This is a much more ambitious plan than my usual "fill in the shady gaps" Fall planting program.  I'm excited at the prospect of introducing more pollinator friendly native wildflowers to my garden spaces.  As it turns out, I do indeed have some space in the sun - I just have to open it back up to the plants that properly belong here.


Tina said...

Soul sisters we are--I'm now convinced. I share some of the same concerns and problems. I've generally been good about using natives, but I too have so much "part-shade"--which really means a few hours of hot sun which tempts me to plant for "full" sun, only to have the plants lean, or struggle or do nothing. It's really easy for me to let something take over that I like and that works. So, I have to exercise some self-discipline and remove sometimes. That's gardening, I suppose.

Linda/patchwork said...

Isn't it interesting, that we go from 'Oh...that's doing so well.' to 'OMG...that's taking over!'

So far...unfortunately...I haven't had that problem here. I'd like a bit more rampant overgrowth.

But, the deer, the heat, the cold, the drought and the floods, have kept things in check.

I will be moving things around this fall, and hoping for that promised mild, damp winter.
I won't hold my breath for that, though. The rain promises this summer, so far have skirted around us.

Happy first day of (can you believe it?) August.

TexasDeb said...

Tina: Deal, lady. Soul sisters it is. I used to think it was entirely too arbitrary to remove part of all of any plant that was doing well where it was. It seemed counter-intuitive. Now that I know a little bit more about how non-natives are able to out compete what rightfully belongs here? I am feeling relief at the prospect of lightening my non-native load!

TexasDeb said...

Linda: I've been where you are. I'd read that something was considered invasive and overly aggressive and think "Perfect! Just what I need!".

I'm not holding my breath for winter to be kind to our gardens but the more places I check the more widespread the agreement that overall it will be warmer than 2013-14. Famous last words, right? Depending on Texas weather? Sucker bet every time.
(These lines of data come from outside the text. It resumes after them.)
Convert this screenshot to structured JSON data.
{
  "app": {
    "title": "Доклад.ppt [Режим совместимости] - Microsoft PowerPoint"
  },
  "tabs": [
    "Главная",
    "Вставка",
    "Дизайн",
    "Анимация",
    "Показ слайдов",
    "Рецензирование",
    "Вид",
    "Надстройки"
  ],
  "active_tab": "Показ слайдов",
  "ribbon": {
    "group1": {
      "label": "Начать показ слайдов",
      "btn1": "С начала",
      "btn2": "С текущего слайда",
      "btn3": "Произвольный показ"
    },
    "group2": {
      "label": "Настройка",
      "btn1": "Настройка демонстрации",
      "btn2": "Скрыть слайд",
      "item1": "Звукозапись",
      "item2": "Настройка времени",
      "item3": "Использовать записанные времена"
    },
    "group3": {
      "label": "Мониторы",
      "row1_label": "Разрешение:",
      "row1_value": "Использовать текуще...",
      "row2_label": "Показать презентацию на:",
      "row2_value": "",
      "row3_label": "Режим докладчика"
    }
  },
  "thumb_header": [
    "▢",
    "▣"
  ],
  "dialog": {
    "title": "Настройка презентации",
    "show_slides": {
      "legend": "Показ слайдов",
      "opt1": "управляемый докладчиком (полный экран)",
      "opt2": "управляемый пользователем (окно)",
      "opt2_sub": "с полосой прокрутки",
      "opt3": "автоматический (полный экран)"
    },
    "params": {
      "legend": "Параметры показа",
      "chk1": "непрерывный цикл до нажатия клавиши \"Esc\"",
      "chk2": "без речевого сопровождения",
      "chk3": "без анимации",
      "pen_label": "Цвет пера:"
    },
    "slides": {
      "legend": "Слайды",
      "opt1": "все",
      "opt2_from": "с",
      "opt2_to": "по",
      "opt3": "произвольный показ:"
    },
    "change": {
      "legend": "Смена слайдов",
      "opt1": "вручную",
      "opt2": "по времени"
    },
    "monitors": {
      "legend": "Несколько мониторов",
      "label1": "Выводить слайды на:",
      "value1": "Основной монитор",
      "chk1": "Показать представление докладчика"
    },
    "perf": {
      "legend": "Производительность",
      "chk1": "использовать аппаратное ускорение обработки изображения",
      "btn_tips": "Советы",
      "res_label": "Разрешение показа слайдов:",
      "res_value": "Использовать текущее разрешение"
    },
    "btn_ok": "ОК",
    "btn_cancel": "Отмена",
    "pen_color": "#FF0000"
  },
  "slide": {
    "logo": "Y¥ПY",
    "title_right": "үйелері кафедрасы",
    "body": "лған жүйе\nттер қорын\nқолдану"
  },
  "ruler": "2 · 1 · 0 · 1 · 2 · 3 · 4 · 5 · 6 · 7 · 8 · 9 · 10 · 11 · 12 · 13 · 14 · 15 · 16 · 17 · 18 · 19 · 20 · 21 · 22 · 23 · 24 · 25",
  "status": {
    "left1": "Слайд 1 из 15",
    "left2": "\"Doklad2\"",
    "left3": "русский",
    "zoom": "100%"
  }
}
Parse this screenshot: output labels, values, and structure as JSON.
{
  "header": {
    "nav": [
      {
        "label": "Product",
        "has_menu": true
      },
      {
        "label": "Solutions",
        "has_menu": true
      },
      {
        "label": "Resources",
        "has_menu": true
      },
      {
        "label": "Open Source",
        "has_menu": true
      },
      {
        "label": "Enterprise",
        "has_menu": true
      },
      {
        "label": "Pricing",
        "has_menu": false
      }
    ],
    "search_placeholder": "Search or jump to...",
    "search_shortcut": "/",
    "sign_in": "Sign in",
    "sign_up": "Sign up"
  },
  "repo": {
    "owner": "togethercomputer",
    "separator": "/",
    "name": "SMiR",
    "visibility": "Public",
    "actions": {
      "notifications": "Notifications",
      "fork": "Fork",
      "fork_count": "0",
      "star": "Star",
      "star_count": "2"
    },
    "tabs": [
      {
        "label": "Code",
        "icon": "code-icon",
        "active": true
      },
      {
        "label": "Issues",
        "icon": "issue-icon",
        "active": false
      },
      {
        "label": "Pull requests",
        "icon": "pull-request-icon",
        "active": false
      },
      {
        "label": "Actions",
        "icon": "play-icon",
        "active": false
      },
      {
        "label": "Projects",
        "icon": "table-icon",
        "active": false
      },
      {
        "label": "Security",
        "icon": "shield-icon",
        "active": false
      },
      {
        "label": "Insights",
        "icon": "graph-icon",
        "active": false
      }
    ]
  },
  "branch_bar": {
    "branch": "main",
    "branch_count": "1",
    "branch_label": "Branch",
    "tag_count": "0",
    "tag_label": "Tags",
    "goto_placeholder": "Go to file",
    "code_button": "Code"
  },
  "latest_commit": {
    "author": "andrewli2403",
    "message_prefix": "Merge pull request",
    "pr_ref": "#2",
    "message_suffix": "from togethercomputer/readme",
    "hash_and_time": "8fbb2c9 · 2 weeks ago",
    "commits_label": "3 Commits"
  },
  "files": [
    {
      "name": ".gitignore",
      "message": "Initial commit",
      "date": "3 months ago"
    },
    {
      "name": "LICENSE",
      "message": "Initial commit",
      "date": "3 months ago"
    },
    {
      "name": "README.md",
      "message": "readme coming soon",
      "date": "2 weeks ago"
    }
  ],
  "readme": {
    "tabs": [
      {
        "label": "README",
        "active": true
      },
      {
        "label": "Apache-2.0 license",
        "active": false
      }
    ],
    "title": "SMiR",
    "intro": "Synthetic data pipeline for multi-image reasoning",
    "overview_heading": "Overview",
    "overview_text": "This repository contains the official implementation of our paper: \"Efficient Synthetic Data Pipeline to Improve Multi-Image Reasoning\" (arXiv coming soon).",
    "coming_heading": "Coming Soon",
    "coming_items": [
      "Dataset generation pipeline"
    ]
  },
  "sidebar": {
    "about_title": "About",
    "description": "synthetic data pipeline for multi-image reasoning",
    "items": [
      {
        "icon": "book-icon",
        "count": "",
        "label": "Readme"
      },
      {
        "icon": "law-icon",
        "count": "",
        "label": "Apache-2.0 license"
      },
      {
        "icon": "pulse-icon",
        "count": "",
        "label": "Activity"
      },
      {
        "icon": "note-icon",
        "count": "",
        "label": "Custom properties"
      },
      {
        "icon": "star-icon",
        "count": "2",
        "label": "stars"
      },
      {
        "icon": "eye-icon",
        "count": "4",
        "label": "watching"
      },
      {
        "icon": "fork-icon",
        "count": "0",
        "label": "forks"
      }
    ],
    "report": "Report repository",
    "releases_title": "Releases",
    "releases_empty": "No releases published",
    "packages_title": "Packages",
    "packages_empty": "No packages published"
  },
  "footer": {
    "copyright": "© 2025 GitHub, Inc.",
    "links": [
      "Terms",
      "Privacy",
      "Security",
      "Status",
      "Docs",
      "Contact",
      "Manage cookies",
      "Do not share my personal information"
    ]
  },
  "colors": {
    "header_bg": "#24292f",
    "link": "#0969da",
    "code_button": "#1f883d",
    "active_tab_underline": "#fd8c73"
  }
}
Anonymous said...

I've been asked why I use a groundcover that takes over, like native prairie sage - yep! Seems that's what they should do, include cover gravel everywhere. Your oregano looks like a good one!

TexasDeb said...

David: You're quite right - the oregano is a great ground cover and I can't fault it for doing just that. My quandary is it has taken over more than its fair share of the few coveted sunny spaces. I'm going to try to move most of it to the front beds where deer browsing severely limits what I can plant.

Unknown said...

One of the many fun aspects of gardening - constant change. Good luck with all the new plantings. I can't wait to see the results!

TexasDeb said...

Rebecca: Thank you! I'm really looking forward to the challenge of searching out seeds and plants for the spaces I'll open up later this month. Having an empty sunny spot to fill is a rare treat for me!